  • Isha
An engrossing 1st person narrative from the prototypical pre-WW2 British butler, about serving the "upper class", wasted lives, lack of emotional connectedness, and the fine line between humanitarian ideals and being duped by an evil Nazi regime. All the more incredible due to the Japanese ethnicity of the author, despite his upbringing in England. His 1st novel not set in Japan, but England, very deservedly earned him a Nobel prize in Literature this year. One of the best books you've never read....
  • Kit
I didn't quite like the book initially and found it rather dull and slow paced. However, after I picked it up again (after almost three months), I started to like it more and more. The beauty of the classical English language. The natural presentation of the narrator and his life make this book a great and enjoyable read, particularly more and more toward the end of it. Perhaps I will enjoy it even more as I get older. This is a book that calms down one's soul and let one reconciles with one's past when the day is turning to the night.
Recommended!
  • Bolanim
I think Ishiguro should have the Nobel Prize. In all his books (and I have read most of them) he shifts into new grounds. This is wonderful. Most writers pick a bene and write the same book over and over (sometimes with the same characters). Not Kazoo Isiguro. Each book arises from a different ethical or moral question; each involves the subtle reworking of memory -- the fragile, terrifying aspect of looking back at one's life; and each is magnificent.
This is surely one of the best 100 books of all time.
sophy burnham
  • Liarienen
Don't be put off by readers who give the "story" or "plot" low points. They would be better off buying a John Grisham or Lee Child action thriller.

The author writes in an understated somewhat stern way, but you will feel the abyss of the human condition between the lines. An outlandish mix of Jane Austen and Franz Kafka! The author was only 30+ at the time of writing this book, amazing. Ishiguro has published only six books so far, but those six books has given him a deserved Nobel prize.
  • Justie
A beautifully written novel. This story of a repressed butler in pre-war Britain who placed loyalty to his employer and profession over his own happiness, in a setting very similar to Downton Abbey, is a moving mediation on the perils of letting one's life go by without fully paying attention, and subsuming one's passions for duty/ work.
This remains one of my favourite books.
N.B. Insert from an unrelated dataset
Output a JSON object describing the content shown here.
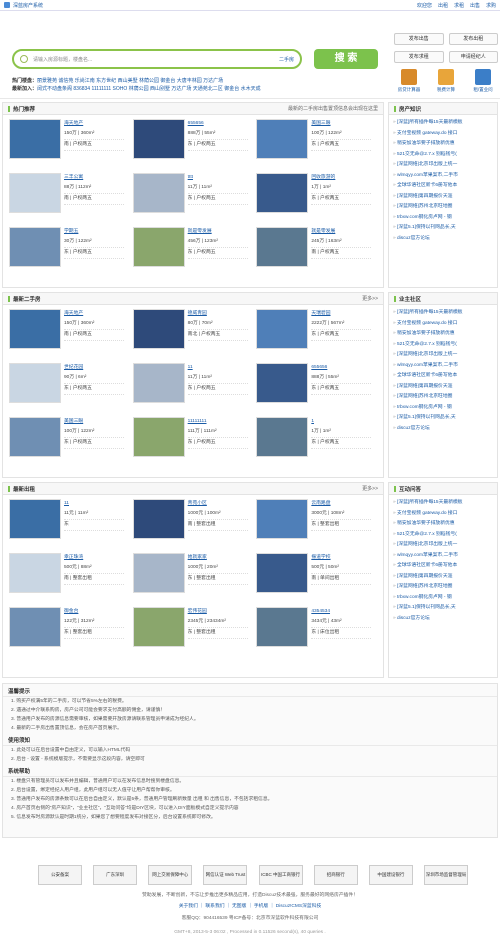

The way that Ishiguro draws the reader into the butler's world is truly masterful. Stevens is the epitome of a high class butler: discreet, dedicated and loyal. In a journey to visit an ex housekeeper, he shares, through a series of flashbacks, seemingly small incidents that occurred while he was serving in the great house of Lord Darlington. Through Stevens' perspective - both what he says and doesn't say - a sense of loss, regret and misplaced loyalty is conveyed. Ishiguro is able to show significant historical events and culture through the lense of one ordinary person. This is a book that I will read many times and treasure for its outstanding literary merit and excellent characterisation.